Each line of the data below must be given again exactly as written.

* * * *

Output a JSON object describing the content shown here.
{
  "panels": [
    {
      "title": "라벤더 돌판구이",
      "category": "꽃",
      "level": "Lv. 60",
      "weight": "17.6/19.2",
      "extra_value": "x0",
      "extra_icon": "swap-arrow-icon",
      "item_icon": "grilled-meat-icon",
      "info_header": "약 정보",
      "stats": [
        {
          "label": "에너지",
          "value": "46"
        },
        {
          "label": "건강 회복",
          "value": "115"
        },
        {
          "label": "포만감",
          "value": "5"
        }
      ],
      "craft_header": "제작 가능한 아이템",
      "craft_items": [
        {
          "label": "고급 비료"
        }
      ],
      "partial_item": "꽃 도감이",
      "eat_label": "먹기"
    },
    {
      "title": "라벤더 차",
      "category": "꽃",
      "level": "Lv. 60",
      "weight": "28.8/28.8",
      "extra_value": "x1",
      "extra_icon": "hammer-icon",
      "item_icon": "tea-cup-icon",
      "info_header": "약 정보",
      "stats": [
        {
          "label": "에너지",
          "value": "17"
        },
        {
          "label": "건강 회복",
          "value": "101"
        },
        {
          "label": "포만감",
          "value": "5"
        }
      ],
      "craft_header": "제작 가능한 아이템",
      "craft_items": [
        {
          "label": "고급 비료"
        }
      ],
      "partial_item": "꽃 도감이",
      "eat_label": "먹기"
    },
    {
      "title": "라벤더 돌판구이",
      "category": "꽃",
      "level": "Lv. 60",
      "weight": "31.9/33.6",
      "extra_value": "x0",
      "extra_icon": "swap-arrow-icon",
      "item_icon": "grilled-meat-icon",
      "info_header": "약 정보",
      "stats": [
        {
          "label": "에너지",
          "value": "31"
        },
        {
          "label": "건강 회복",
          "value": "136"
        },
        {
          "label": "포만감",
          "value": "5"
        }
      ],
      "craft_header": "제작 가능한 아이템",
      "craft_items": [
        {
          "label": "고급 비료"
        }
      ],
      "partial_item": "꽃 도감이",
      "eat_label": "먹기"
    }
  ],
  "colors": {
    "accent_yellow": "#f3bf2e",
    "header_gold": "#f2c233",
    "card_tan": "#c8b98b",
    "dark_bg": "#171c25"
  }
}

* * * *

• [Answer for this exercise]:
Output a JSON object describing the content shown here.
{
  "panels": [
    {
      "title": "라벤더 돌판구이",
      "category": "꽃",
      "level": "Lv. 60",
      "weight": "17.6/19.2",
      "extra_value": "x0",
      "extra_icon": "swap-arrow-icon",
      "item_icon": "grilled-meat-icon",
      "info_header": "약 정보",
      "stats": [
        {
          "label": "에너지",
          "value": "46"
        },
        {
          "label": "건강 회복",
          "value": "115"
        },
        {
          "label": "포만감",
          "value": "5"
        }
      ],
      "craft_header": "제작 가능한 아이템",
      "craft_items": [
        {
          "label": "고급 비료"
        }
      ],
      "partial_item": "꽃 도감이",
      "eat_label": "먹기"
    },
    {
      "title": "라벤더 차",
      "category": "꽃",
      "level": "Lv. 60",
      "weight": "28.8/28.8",
      "extra_value": "x1",
      "extra_icon": "hammer-icon",
      "item_icon": "tea-cup-icon",
      "info_header": "약 정보",
      "stats": [
        {
          "label": "에너지",
          "value": "17"
        },
        {
          "label": "건강 회복",
          "value": "101"
        },
        {
          "label": "포만감",
          "value": "5"
        }
      ],
      "craft_header": "제작 가능한 아이템",
      "craft_items": [
        {
          "label": "고급 비료"
        }
      ],
      "partial_item": "꽃 도감이",
      "eat_label": "먹기"
    },
    {
      "title": "라벤더 돌판구이",
      "category": "꽃",
      "level": "Lv. 60",
      "weight": "31.9/33.6",
      "extra_value": "x0",
      "extra_icon": "swap-arrow-icon",
      "item_icon": "grilled-meat-icon",
      "info_header": "약 정보",
      "stats": [
        {
          "label": "에너지",
          "value": "31"
        },
        {
          "label": "건강 회복",
          "value": "136"
        },
        {
          "label": "포만감",
          "value": "5"
        }
      ],
      "craft_header": "제작 가능한 아이템",
      "craft_items": [
        {
          "label": "고급 비료"
        }
      ],
      "partial_item": "꽃 도감이",
      "eat_label": "먹기"
    }
  ],
  "colors": {
    "accent_yellow": "#f3bf2e",
    "header_gold": "#f2c233",
    "card_tan": "#c8b98b",
    "dark_bg": "#171c25"
  }
}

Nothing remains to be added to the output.